Everyone else might take a different view, as fatal fissures seem to emerge in his long partnership with Frankie Dettori, but Sheikh Mohammed himself knows that Godolphin's riding arrangements are fairly incidental. Paying such wages, he will never lack a world-class jockey. More fundamental changes are afoot, however, in the supervision of his horses away from the racecourse. And if the Sheikh is relieved that an implied admission of failure is receiving far less attention, then that indulgence is perhaps the least he deserves for quietly grasping some pretty painful nettles.
He's hailed as the greatest horse ever but, says Chris McGrath, it's an ill fit as he's left it until today, the twilight of his days, to ride outside his comfort zone
If Frankel's procession in the Sussex Stakes this week was a no-brainer, punters must now get their thinking caps on to work out the Blue Square Stewards' Cup, the traditional last-day Glorious Goodwood bookmaker bonanza.

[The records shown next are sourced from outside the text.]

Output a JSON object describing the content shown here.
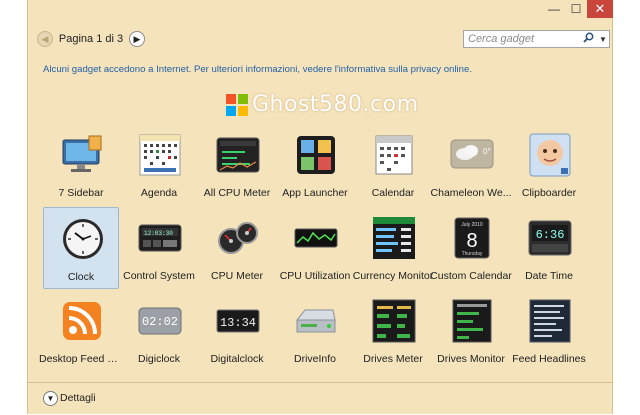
{
  "window": {
    "minimize_glyph": "—",
    "maximize_glyph": "☐",
    "close_glyph": "✕"
  },
  "toolbar": {
    "page_label": "Pagina 1 di 3",
    "search_placeholder": "Cerca gadget"
  },
  "info_text": "Alcuni gadget accedono a Internet. Per ulteriori informazioni, vedere l'informativa sulla privacy online.",
  "watermark": "Ghost580.com",
  "gadgets": [
    {
      "label": "7 Sidebar",
      "icon": "monitor-icon"
    },
    {
      "label": "Agenda",
      "icon": "agenda-icon"
    },
    {
      "label": "All CPU Meter",
      "icon": "cpu-meter-icon"
    },
    {
      "label": "App Launcher",
      "icon": "app-launcher-icon"
    },
    {
      "label": "Calendar",
      "icon": "calendar-icon"
    },
    {
      "label": "Chameleon We...",
      "icon": "weather-icon"
    },
    {
      "label": "Clipboarder",
      "icon": "clipboarder-icon"
    },
    {
      "label": "Clock",
      "icon": "clock-icon",
      "selected": true
    },
    {
      "label": "Control System",
      "icon": "control-system-icon"
    },
    {
      "label": "CPU Meter",
      "icon": "cpu-gauge-icon"
    },
    {
      "label": "CPU Utilization",
      "icon": "cpu-utilization-icon"
    },
    {
      "label": "Currency Monitor",
      "icon": "currency-monitor-icon"
    },
    {
      "label": "Custom Calendar",
      "icon": "custom-calendar-icon"
    },
    {
      "label": "Date Time",
      "icon": "date-time-icon"
    },
    {
      "label": "Desktop Feed R...",
      "icon": "rss-feed-icon"
    },
    {
      "label": "Digiclock",
      "icon": "digiclock-icon"
    },
    {
      "label": "Digitalclock",
      "icon": "digitalclock-icon"
    },
    {
      "label": "DriveInfo",
      "icon": "drive-icon"
    },
    {
      "label": "Drives Meter",
      "icon": "drives-meter-icon"
    },
    {
      "label": "Drives Monitor",
      "icon": "drives-monitor-icon"
    },
    {
      "label": "Feed Headlines",
      "icon": "feed-headlines-icon"
    }
  ],
  "footer": {
    "details_label": "Dettagli"
  }
}
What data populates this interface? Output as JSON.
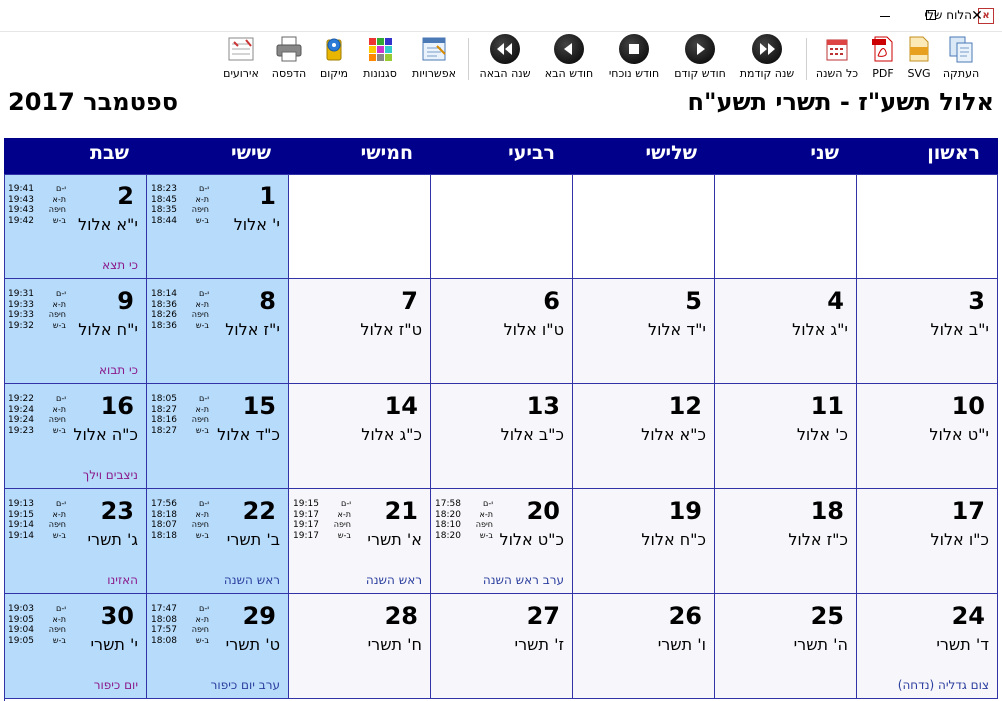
{
  "window": {
    "title": "הלוח שלי",
    "app_icon_glyph": "א",
    "minimize": "—",
    "close": "✕"
  },
  "toolbar": {
    "events": "אירועים",
    "print": "הדפסה",
    "location": "מיקום",
    "styles": "סגנונות",
    "options": "אפשרויות",
    "next_year": "שנה הבאה",
    "next_month": "חודש הבא",
    "current_month": "חודש נוכחי",
    "prev_month": "חודש קודם",
    "prev_year": "שנה קודמת",
    "whole_year": "כל השנה",
    "pdf": "PDF",
    "svg": "SVG",
    "copy": "העתקה"
  },
  "header": {
    "hebrew_months": "אלול תשע\"ז - תשרי תשע\"ח",
    "gregorian_month": "ספטמבר 2017"
  },
  "weekdays": [
    "ראשון",
    "שני",
    "שלישי",
    "רביעי",
    "חמישי",
    "שישי",
    "שבת"
  ],
  "time_labels": [
    "י-ם",
    "ת-א",
    "חיפה",
    "ב-ש"
  ],
  "weeks": [
    [
      null,
      null,
      null,
      null,
      null,
      {
        "day": "1",
        "heb": "י' אלול",
        "times": [
          "18:23",
          "18:45",
          "18:35",
          "18:44"
        ],
        "note": ""
      },
      {
        "day": "2",
        "heb": "י\"א אלול",
        "times": [
          "19:41",
          "19:43",
          "19:43",
          "19:42"
        ],
        "note": "כי תצא"
      }
    ],
    [
      {
        "day": "3",
        "heb": "י\"ב אלול",
        "note": ""
      },
      {
        "day": "4",
        "heb": "י\"ג אלול",
        "note": ""
      },
      {
        "day": "5",
        "heb": "י\"ד אלול",
        "note": ""
      },
      {
        "day": "6",
        "heb": "ט\"ו אלול",
        "note": ""
      },
      {
        "day": "7",
        "heb": "ט\"ז אלול",
        "note": ""
      },
      {
        "day": "8",
        "heb": "י\"ז אלול",
        "times": [
          "18:14",
          "18:36",
          "18:26",
          "18:36"
        ],
        "note": ""
      },
      {
        "day": "9",
        "heb": "י\"ח אלול",
        "times": [
          "19:31",
          "19:33",
          "19:33",
          "19:32"
        ],
        "note": "כי תבוא"
      }
    ],
    [
      {
        "day": "10",
        "heb": "י\"ט אלול",
        "note": ""
      },
      {
        "day": "11",
        "heb": "כ' אלול",
        "note": ""
      },
      {
        "day": "12",
        "heb": "כ\"א אלול",
        "note": ""
      },
      {
        "day": "13",
        "heb": "כ\"ב אלול",
        "note": ""
      },
      {
        "day": "14",
        "heb": "כ\"ג אלול",
        "note": ""
      },
      {
        "day": "15",
        "heb": "כ\"ד אלול",
        "times": [
          "18:05",
          "18:27",
          "18:16",
          "18:27"
        ],
        "note": ""
      },
      {
        "day": "16",
        "heb": "כ\"ה אלול",
        "times": [
          "19:22",
          "19:24",
          "19:24",
          "19:23"
        ],
        "note": "ניצבים וילך"
      }
    ],
    [
      {
        "day": "17",
        "heb": "כ\"ו אלול",
        "note": ""
      },
      {
        "day": "18",
        "heb": "כ\"ז אלול",
        "note": ""
      },
      {
        "day": "19",
        "heb": "כ\"ח אלול",
        "note": ""
      },
      {
        "day": "20",
        "heb": "כ\"ט אלול",
        "times": [
          "17:58",
          "18:20",
          "18:10",
          "18:20"
        ],
        "note": "ערב ראש השנה"
      },
      {
        "day": "21",
        "heb": "א' תשרי",
        "times": [
          "19:15",
          "19:17",
          "19:17",
          "19:17"
        ],
        "note": "ראש השנה"
      },
      {
        "day": "22",
        "heb": "ב' תשרי",
        "times": [
          "17:56",
          "18:18",
          "18:07",
          "18:18"
        ],
        "note": "ראש השנה"
      },
      {
        "day": "23",
        "heb": "ג' תשרי",
        "times": [
          "19:13",
          "19:15",
          "19:14",
          "19:14"
        ],
        "note": "האזינו"
      }
    ],
    [
      {
        "day": "24",
        "heb": "ד' תשרי",
        "note": "צום גדליה (נדחה)"
      },
      {
        "day": "25",
        "heb": "ה' תשרי",
        "note": ""
      },
      {
        "day": "26",
        "heb": "ו' תשרי",
        "note": ""
      },
      {
        "day": "27",
        "heb": "ז' תשרי",
        "note": ""
      },
      {
        "day": "28",
        "heb": "ח' תשרי",
        "note": ""
      },
      {
        "day": "29",
        "heb": "ט' תשרי",
        "times": [
          "17:47",
          "18:08",
          "17:57",
          "18:08"
        ],
        "note": "ערב יום כיפור"
      },
      {
        "day": "30",
        "heb": "י' תשרי",
        "times": [
          "19:03",
          "19:05",
          "19:04",
          "19:05"
        ],
        "note": "יום כיפור"
      }
    ]
  ],
  "colors": {
    "header_bar": "#00008b",
    "shabbat_bg": "#b7dbfb",
    "weekday_bg": "#f7f7fb",
    "grid_line": "#3333a8",
    "parasha": "#8b1a8b",
    "holiday": "#2c3e9e"
  }
}
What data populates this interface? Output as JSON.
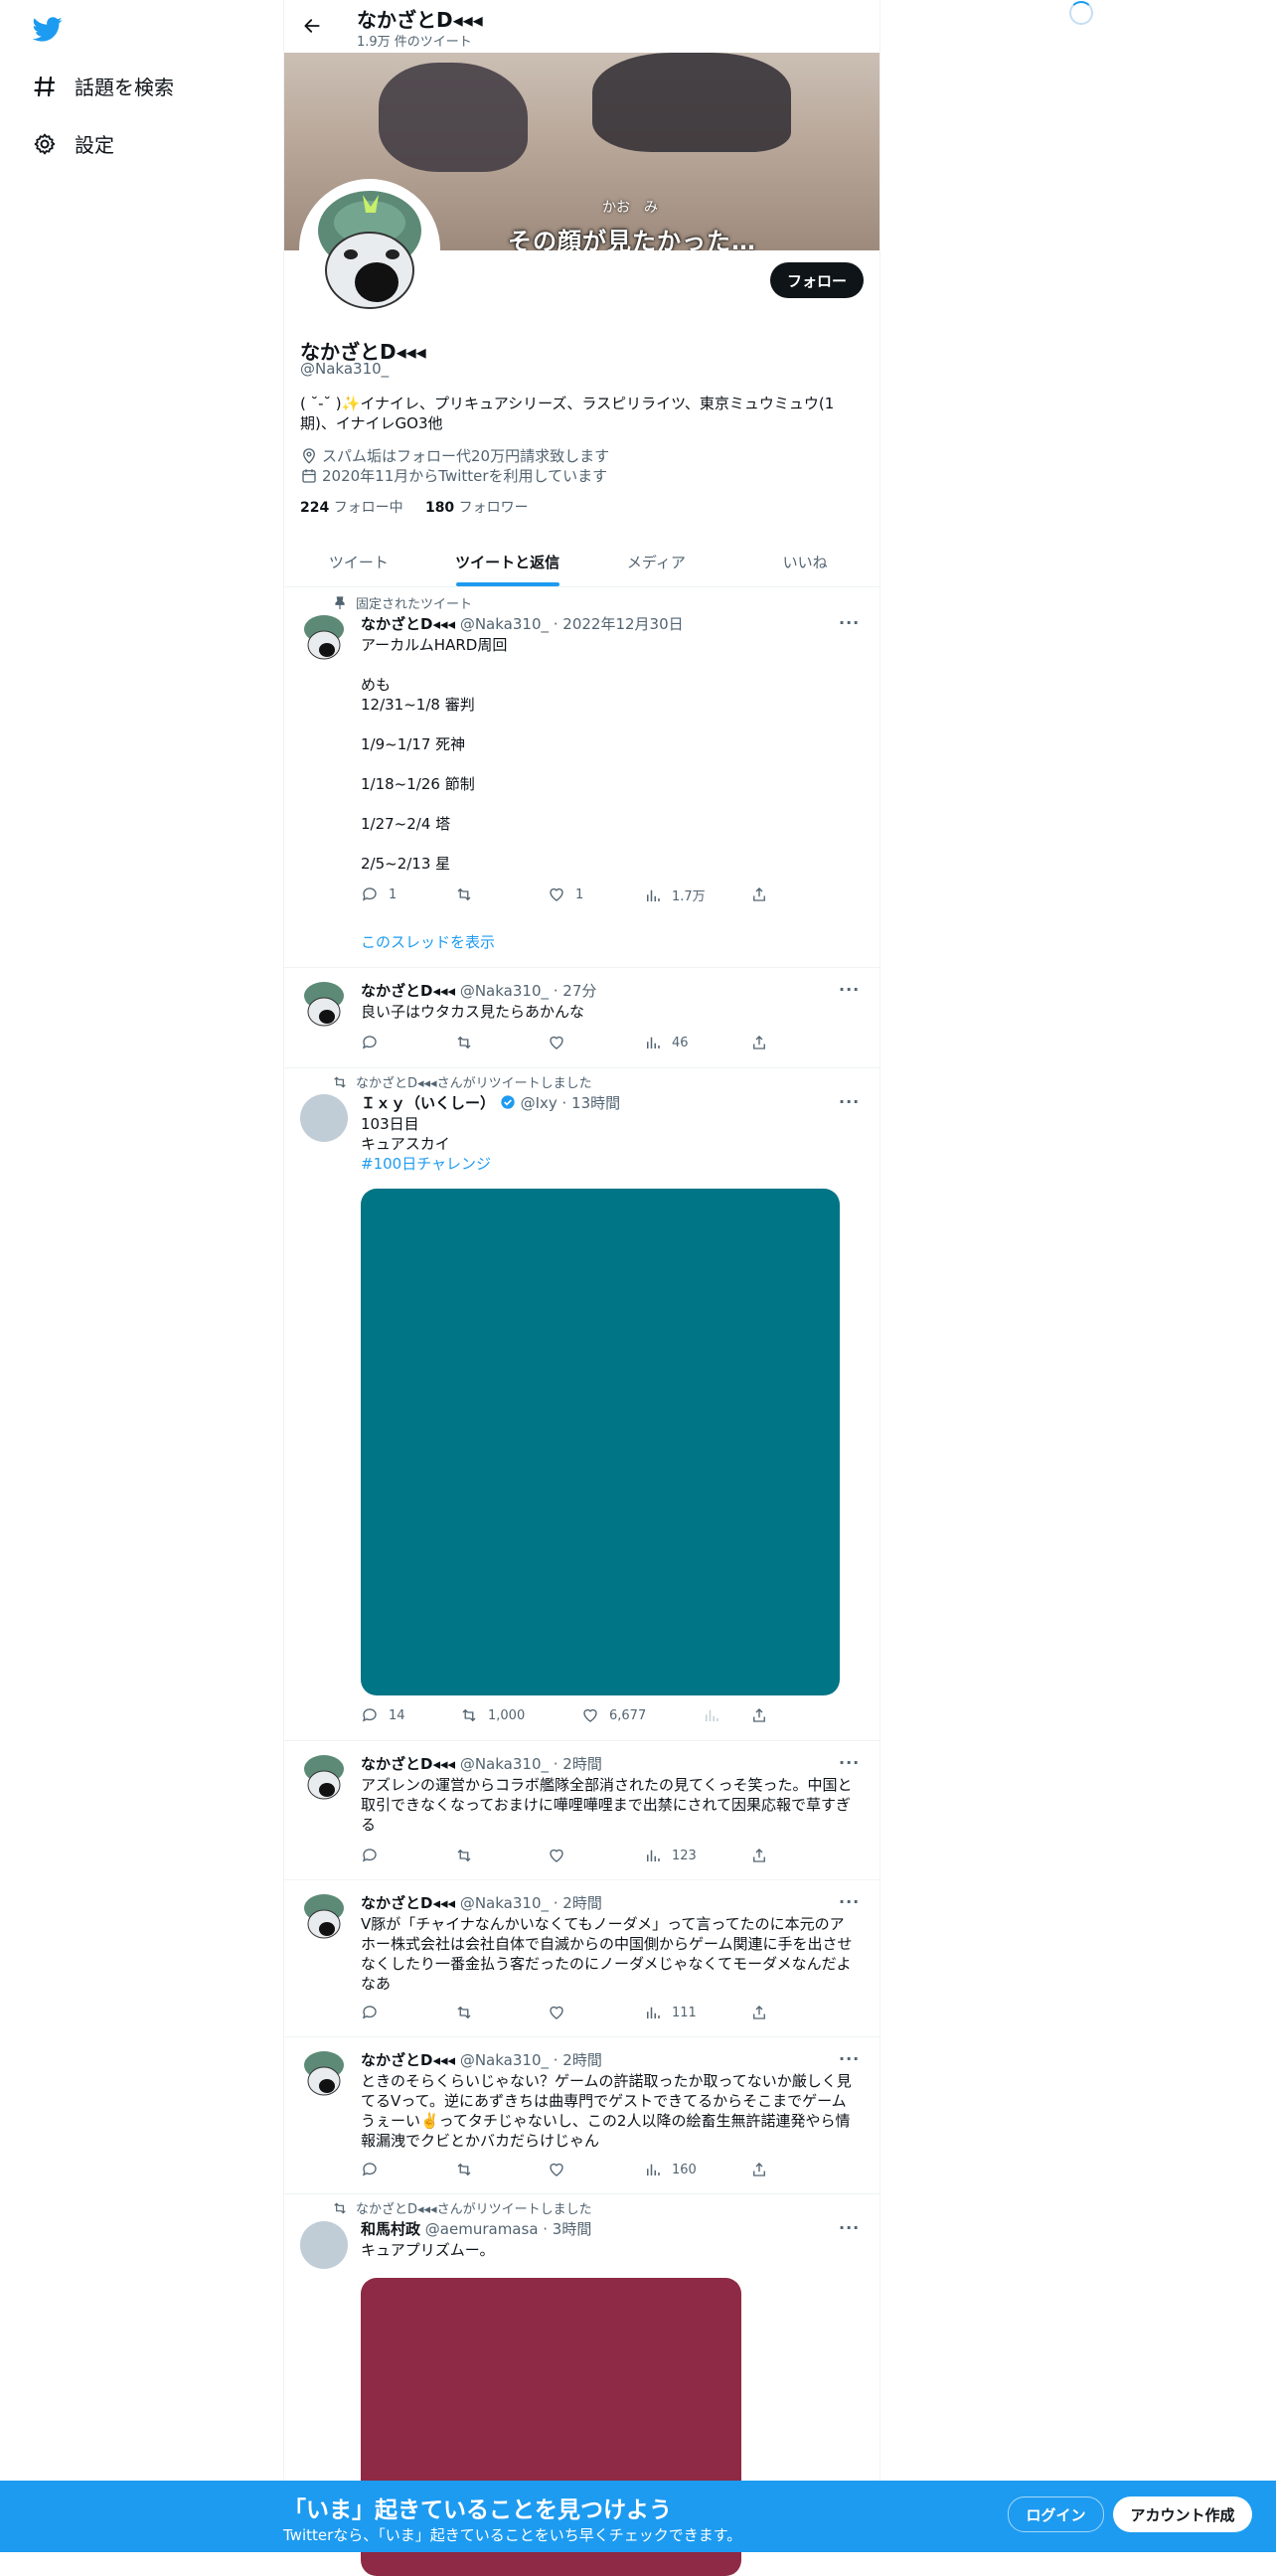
{
  "nav": {
    "explore_label": "話題を検索",
    "settings_label": "設定"
  },
  "header": {
    "name": "なかざとD◂◂◂",
    "tweet_count": "1.9万 件のツイート"
  },
  "banner": {
    "subtitle": "その顔が見たかった…",
    "small_text": "かお　み"
  },
  "profile": {
    "name": "なかざとD◂◂◂",
    "handle": "@Naka310_",
    "bio": "( ˘-˘ )✨イナイレ、プリキュアシリーズ、ラスピリライツ、東京ミュウミュウ(1期)、イナイレGO3他",
    "location": "スパム垢はフォロー代20万円請求致します",
    "joined": "2020年11月からTwitterを利用しています",
    "following_count": "224",
    "following_label": "フォロー中",
    "followers_count": "180",
    "followers_label": "フォロワー",
    "follow_button": "フォロー"
  },
  "tabs": [
    {
      "label": "ツイート"
    },
    {
      "label": "ツイートと返信"
    },
    {
      "label": "メディア"
    },
    {
      "label": "いいね"
    }
  ],
  "tweets": [
    {
      "social_context": "固定されたツイート",
      "name": "なかざとD◂◂◂",
      "meta": "@Naka310_ · 2022年12月30日",
      "text": "アーカルムHARD周回\n\nめも\n12/31~1/8 審判\n\n1/9~1/17 死神\n\n1/18~1/26 節制\n\n1/27~2/4 塔\n\n2/5~2/13 星",
      "replies": "1",
      "retweets": "",
      "likes": "1",
      "views": "1.7万",
      "thread_link": "このスレッドを表示"
    },
    {
      "name": "なかざとD◂◂◂",
      "meta": "@Naka310_ · 27分",
      "text": "良い子はウタカス見たらあかんな",
      "replies": "",
      "retweets": "",
      "likes": "",
      "views": "46"
    },
    {
      "social_context": "なかざとD◂◂◂さんがリツイートしました",
      "name": "Ｉｘｙ（いくしー）",
      "meta": "@Ixy · 13時間",
      "text": "103日目\nキュアスカイ",
      "hashtag": "#100日チャレンジ",
      "media_color": "#007586",
      "replies": "14",
      "retweets": "1,000",
      "likes": "6,677",
      "views": ""
    },
    {
      "name": "なかざとD◂◂◂",
      "meta": "@Naka310_ · 2時間",
      "text": "アズレンの運営からコラボ艦隊全部消されたの見てくっそ笑った。中国と取引できなくなっておまけに嘩哩嘩哩まで出禁にされて因果応報で草すぎる",
      "replies": "",
      "retweets": "",
      "likes": "",
      "views": "123"
    },
    {
      "name": "なかざとD◂◂◂",
      "meta": "@Naka310_ · 2時間",
      "text": "V豚が「チャイナなんかいなくてもノーダメ」って言ってたのに本元のアホー株式会社は会社自体で自滅からの中国側からゲーム関連に手を出させなくしたり一番金払う客だったのにノーダメじゃなくてモーダメなんだよなあ",
      "replies": "",
      "retweets": "",
      "likes": "",
      "views": "111"
    },
    {
      "name": "なかざとD◂◂◂",
      "meta": "@Naka310_ · 2時間",
      "text": "ときのそらくらいじゃない？ゲームの許諾取ったか取ってないか厳しく見てるVって。逆にあずきちは曲専門でゲストできてるからそこまでゲームうぇーい✌️ってタチじゃないし、この2人以降の絵畜生無許諾連発やら情報漏洩でクビとかバカだらけじゃん",
      "replies": "",
      "retweets": "",
      "likes": "",
      "views": "160"
    },
    {
      "social_context": "なかざとD◂◂◂さんがリツイートしました",
      "name": "和馬村政",
      "meta": "@aemuramasa · 3時間",
      "text": "キュアプリズムー。",
      "media_color": "#8e2a45"
    }
  ],
  "bottom_bar": {
    "title": "「いま」起きていることを見つけよう",
    "subtitle": "Twitterなら、「いま」起きていることをいち早くチェックできます。",
    "login": "ログイン",
    "signup": "アカウント作成"
  },
  "colors": {
    "accent": "#1d9bf0",
    "banner_bottom": "#1d9bf0"
  }
}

From the sublimely easy to the ridiculously difficult.
Even before her scare at Ascot, Black Caviar's trainer had taken one look at the undulations of the July Course and abandoned any notion of sticking around for the Darley July Cup. Moonlight Cloud, who so nearly ruined the Australian champion's perfect record, is also safely out of the way, back in France. There is a tempting Group One opportunity, then, at Newmarket on Saturday – and two new hats were duly thrown into the ring yesterday.
Typical. Having finally started to win over those who were treating his career in the northern hemisphere as an anti-climax, So You Think yesterday let them down once and for all. As ever, it was through no fault of his own.
Today's Irish Derby will be no easy addition to Ballydoyle star's CV in heavy Curragh going
Jockey Nolen admits 'brain-fade' after miracle mare has to pull out all the stops